It says it plans to enter the US smartphone market in late 2018 or 2019. What makes this news odd is that it comes just several weeks after rival Huawei, which appeared to have a head start, had its hopes dashed when a partnership with AT&T was scuttled.
While both companies said the parting was mutual, the decision came after intense political pressure from U.S. politicians who worried that Huawei's technology poses security risks for US businesses and customers.
The Wall Street Journal reported that Xiaomi chair Lei Jun told one of its hacks: "We've always been considering entering the U.S. market. We plan to start entering the market by end 2018, or by early 2019." In general, while Chinese tech companies have become massive primarily by succeeding on their home turf, they are facing challenges in exporting that success to Western markets.
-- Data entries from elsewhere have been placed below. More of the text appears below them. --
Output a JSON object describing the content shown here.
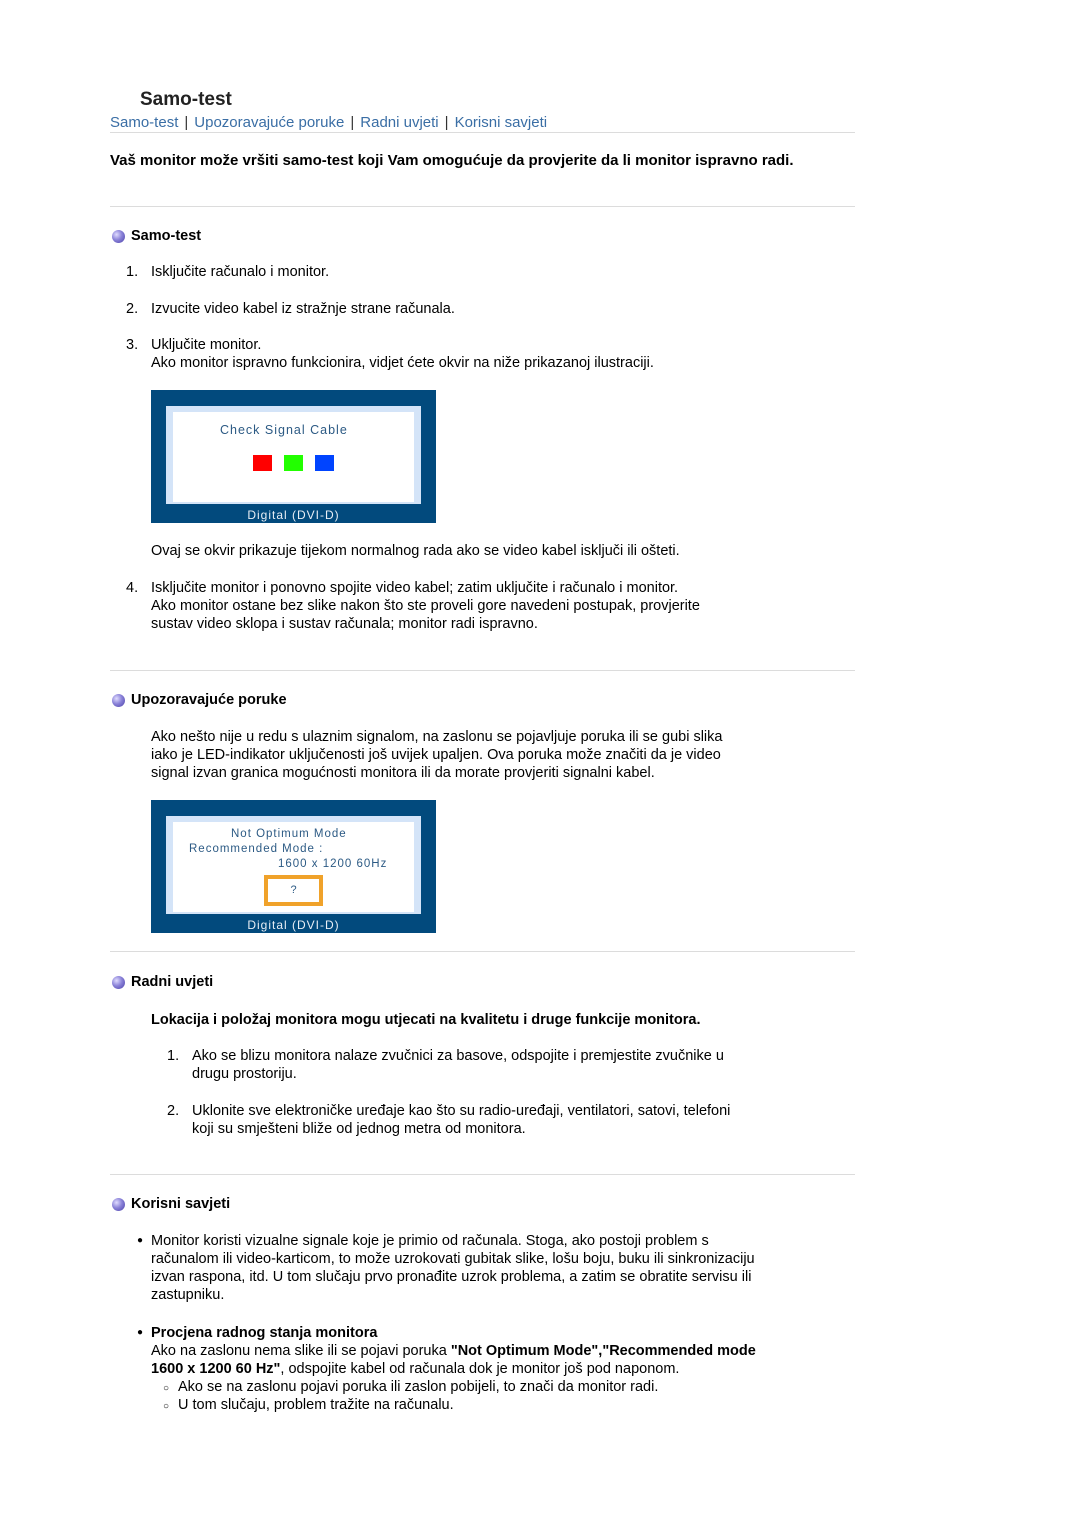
{
  "title": "Samo-test",
  "nav": [
    "Samo-test",
    "Upozoravajuće poruke",
    "Radni uvjeti",
    "Korisni savjeti"
  ],
  "intro": "Vaš monitor može vršiti samo-test koji Vam omogućuje da provjerite da li monitor ispravno radi.",
  "sections": {
    "selftest": {
      "heading": "Samo-test",
      "steps": [
        {
          "num": "1.",
          "text": "Isključite računalo i monitor."
        },
        {
          "num": "2.",
          "text": "Izvucite video kabel iz stražnje strane računala."
        },
        {
          "num": "3.",
          "text": "Uključite monitor.",
          "extra": "Ako monitor ispravno funkcionira, vidjet ćete okvir na niže prikazanoj ilustraciji."
        }
      ],
      "illustration": {
        "message": "Check Signal Cable",
        "footer": "Digital (DVI-D)",
        "colors": [
          "#ff0000",
          "#22ff00",
          "#0044ff"
        ]
      },
      "caption": "Ovaj se okvir prikazuje tijekom normalnog rada ako se video kabel isključi ili ošteti.",
      "step4": {
        "num": "4.",
        "lines": [
          "Isključite monitor i ponovno spojite video kabel; zatim uključite i računalo i monitor.",
          "Ako monitor ostane bez slike nakon što ste proveli gore navedeni postupak, provjerite",
          "sustav video sklopa i sustav računala; monitor radi ispravno."
        ]
      }
    },
    "warnings": {
      "heading": "Upozoravajuće poruke",
      "lines": [
        "Ako nešto nije u redu s ulaznim signalom, na zaslonu se pojavljuje poruka ili se gubi slika",
        "iako je LED-indikator uključenosti još uvijek upaljen. Ova poruka može značiti da je video",
        "signal izvan granica mogućnosti monitora ili da morate provjeriti signalni kabel."
      ],
      "illustration": {
        "line1": "Not Optimum Mode",
        "line2": "Recommended Mode :",
        "line3": "1600 x 1200 60Hz",
        "box": "?",
        "footer": "Digital (DVI-D)"
      }
    },
    "conditions": {
      "heading": "Radni uvjeti",
      "bold_line": "Lokacija i položaj monitora mogu utjecati na kvalitetu i druge funkcije monitora.",
      "items": [
        {
          "num": "1.",
          "lines": [
            "Ako se blizu monitora nalaze zvučnici za basove, odspojite i premjestite zvučnike u",
            "drugu prostoriju."
          ]
        },
        {
          "num": "2.",
          "lines": [
            "Uklonite sve elektroničke uređaje kao što su radio-uređaji, ventilatori, satovi, telefoni",
            "koji su smješteni bliže od jednog metra od monitora."
          ]
        }
      ]
    },
    "tips": {
      "heading": "Korisni savjeti",
      "bullet1": [
        "Monitor koristi vizualne signale koje je primio od računala. Stoga, ako postoji problem s",
        "računalom ili video-karticom, to može uzrokovati gubitak slike, lošu boju, buku ili sinkronizaciju",
        "izvan raspona, itd. U tom slučaju prvo pronađite uzrok problema, a zatim se obratite servisu ili",
        "zastupniku."
      ],
      "bullet2": {
        "title": "Procjena radnog stanja monitora",
        "line1_pre": "Ako na zaslonu nema slike ili se pojavi poruka ",
        "line1_bold": "\"Not Optimum Mode\",\"Recommended mode",
        "line2_bold": "1600 x 1200 60 Hz\"",
        "line2_post": ", odspojite kabel od računala dok je monitor još pod naponom.",
        "sub": [
          "Ako se na zaslonu pojavi poruka ili zaslon pobijeli, to znači da monitor radi.",
          "U tom slučaju, problem tražite na računalu."
        ]
      }
    }
  }
}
Huawei is flogging an unlocked version of its Mate10 Pro in the US, positioning it as a premium Android device to rival Apple’s iPhone X. Xiaomi could certainly go the same route. But without the marketing muscle of a carrier and the push on the sales floor in carrier stores, it might face headwinds.